May I discern my needs from my wants. May I cast the iPad from my own eye before presuming to removing the Nano from my neighbors. May we have a few quiet moments of peaceful enough already this season and share the surplus with someone else. <3

Tuesday, December 06, 2011

What happens next?

For some time following my last post eight months ago, I meant to post my 50-mile playlist. But I never did.  I have thought of reconfiguring this forum in various ways for various purposes and did not do that either. Do I want a consistent narrative thread? An underlying theme? A greater agenda? A semi-public diary? A window? An audience? I am looking for a point, but there are so many points. I have sung this Yusuf/Cat Stevens song I don't know how many times and I wonder if I've ever done what "I" say I'm doing when I sing it. I can't say for him whether it was just a pretty lyric or if he really did what he says he is doing in the song, either. What if listening to "The Wind" of your soul actually blows you away to a place where people think you have lost your mind? What if you are carried off by the wind to change your name and nobody recognizes you, and people speak of you as if you had died, and resent you for ceasing to give them what you gave them before and they want more of, as if it were a debt you had to pay to society all the rest of your days?

I talked to a Zen priest some months ago. I was not presenting myself that day in the kind of package I would have wanted to present to someone I'd never met, let alone a Zen priest. I was all over the place, running ahead and falling behind and explaining everything in the wrong order. I told her I wanted to go to seminary to be a Unitarian Universalist minister and she said 'do you believe in God?' and I was startled because that is not a question I expected a Zen priest to ask. She said 'how do you know you want to be a Unitarian minister. Maybe you want to be a Zen priest. You should sit with this for a year.'

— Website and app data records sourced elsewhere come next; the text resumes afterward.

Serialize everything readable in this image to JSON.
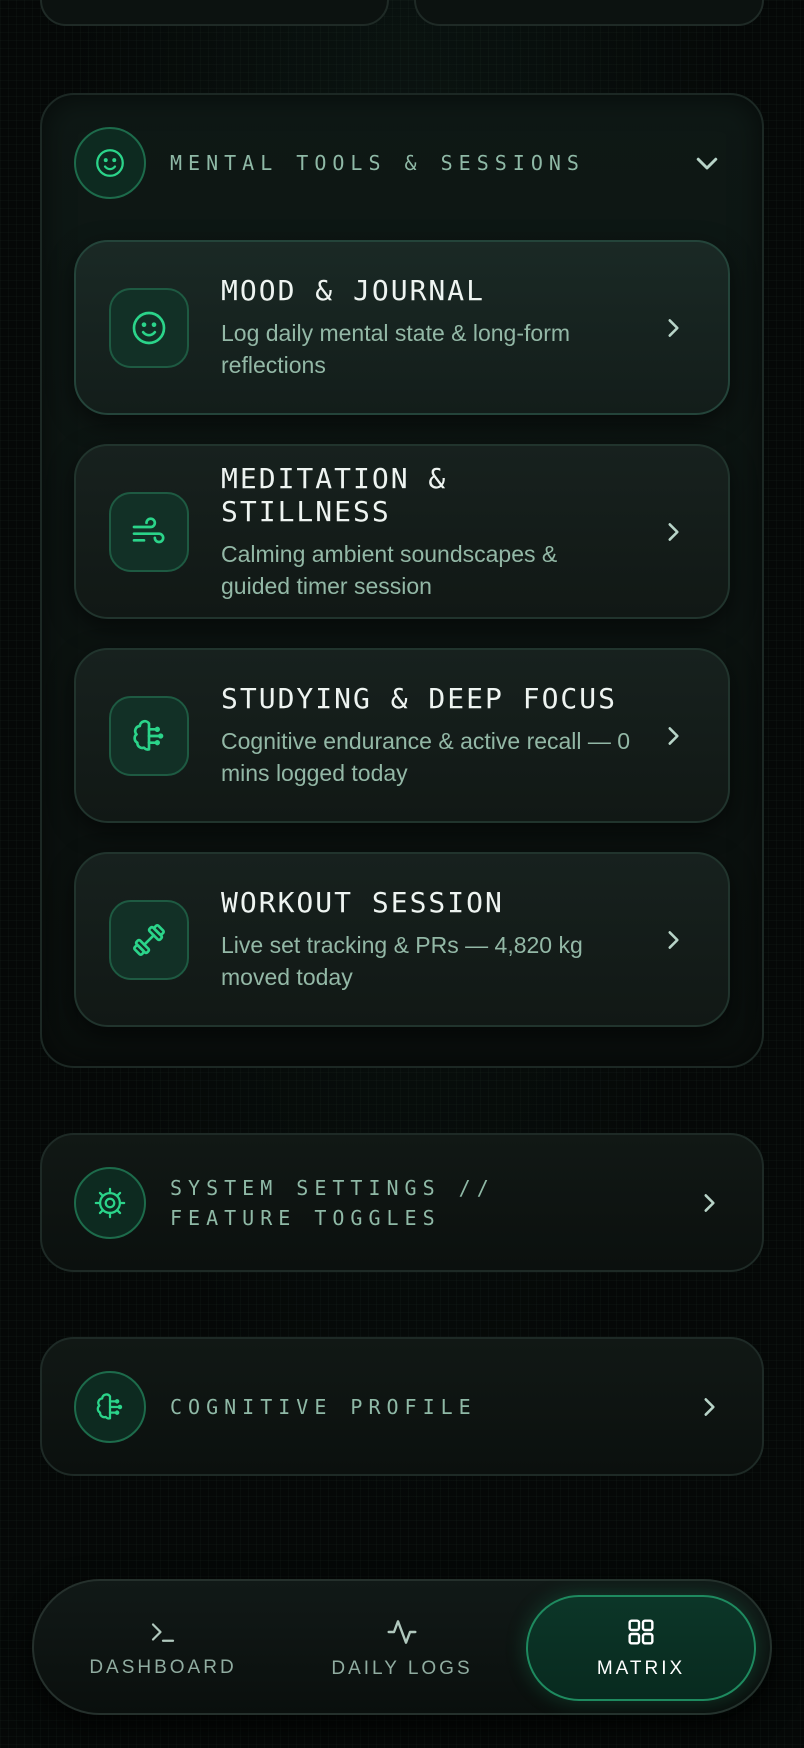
{
  "section": {
    "title": "MENTAL TOOLS & SESSIONS",
    "icon": "smile-icon"
  },
  "tools": [
    {
      "title": "MOOD & JOURNAL",
      "desc": "Log daily mental state & long-form reflections",
      "icon": "smile-icon"
    },
    {
      "title": "MEDITATION & STILLNESS",
      "desc": "Calming ambient soundscapes & guided timer session",
      "icon": "wind-icon"
    },
    {
      "title": "STUDYING & DEEP FOCUS",
      "desc": "Cognitive endurance & active recall — 0 mins logged today",
      "icon": "brain-icon"
    },
    {
      "title": "WORKOUT SESSION",
      "desc": "Live set tracking & PRs — 4,820 kg moved today",
      "icon": "dumbbell-icon"
    }
  ],
  "nav_items": [
    {
      "label": "SYSTEM SETTINGS // FEATURE TOGGLES",
      "icon": "settings-icon"
    },
    {
      "label": "COGNITIVE PROFILE",
      "icon": "brain-icon"
    }
  ],
  "tabbar": {
    "tabs": [
      {
        "label": "DASHBOARD",
        "icon": "terminal-icon"
      },
      {
        "label": "DAILY LOGS",
        "icon": "activity-icon"
      },
      {
        "label": "MATRIX",
        "icon": "grid-icon"
      }
    ],
    "active": "MATRIX"
  },
  "colors": {
    "accent": "#2bd48a",
    "background": "#050807",
    "text_muted": "#93b8a6"
  }
}
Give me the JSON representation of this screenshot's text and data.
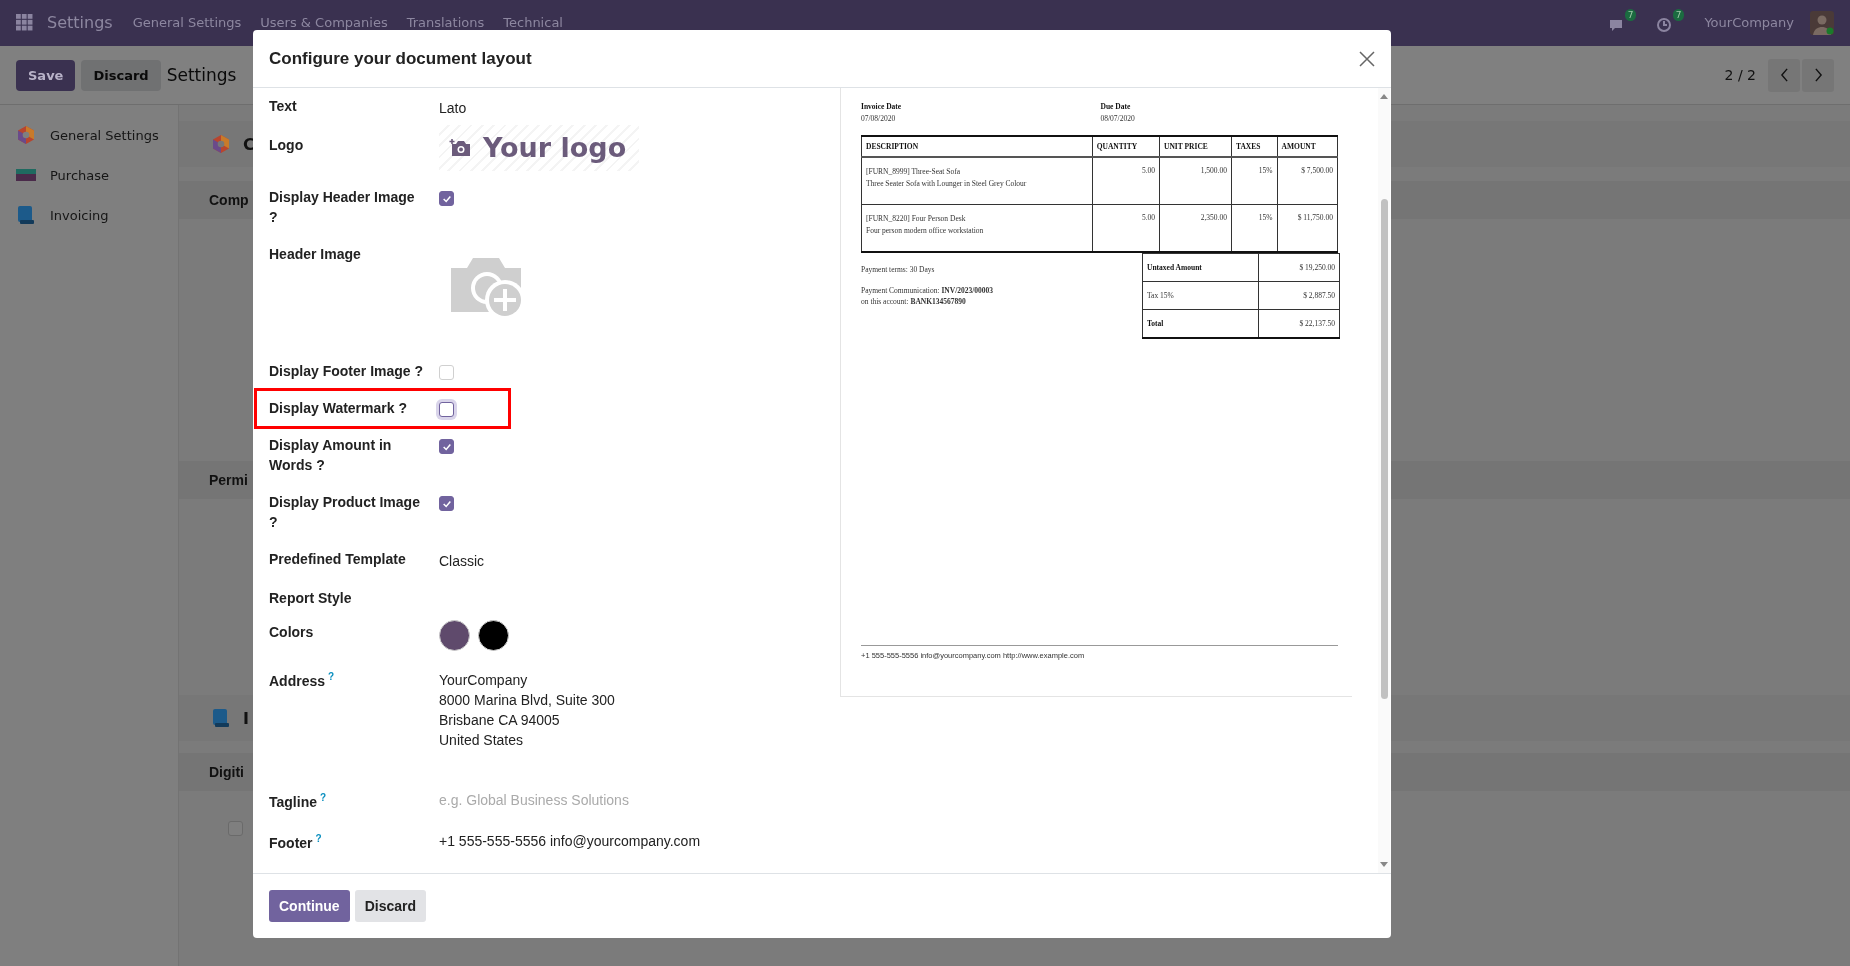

I have thought about that meeting a lot. I didn't take the advice. I have a patience paradox - some difficult situations and people I can sit with for a long, long time. I ran for 11 hours and 14 minutes last April 9th and finished the course without even throwing up at the end. But ask me to sit on an impulse for more than a week and I am like the rich young man who went away sorrowing after Jesus told him all he needed to do to enter the kingdom of heaven was give away everything he had to the poor. What kind of messed up thing was that to say to a rich kid?

Dear God, please don't ask me to sit. Unless you have a cookie. 

Maybe there is more to that story, though.  The rich young man went away sad because he ostensibly was too attached to his wealth. But what if, later, he thought more about that advice he couldn't take, and the impulse that led him to ask in the first place returned, and his curiosity increased proportionately to a weariness of his burdensome status quo, and he started giving his wealth away, here and there...until eventually he could see through to the other side of it. And lo, the kingdom of heaven was at hand, not anywhere else. Not after graduation, not after parole, not after retirement, not after finding true love (in no particular order of importance).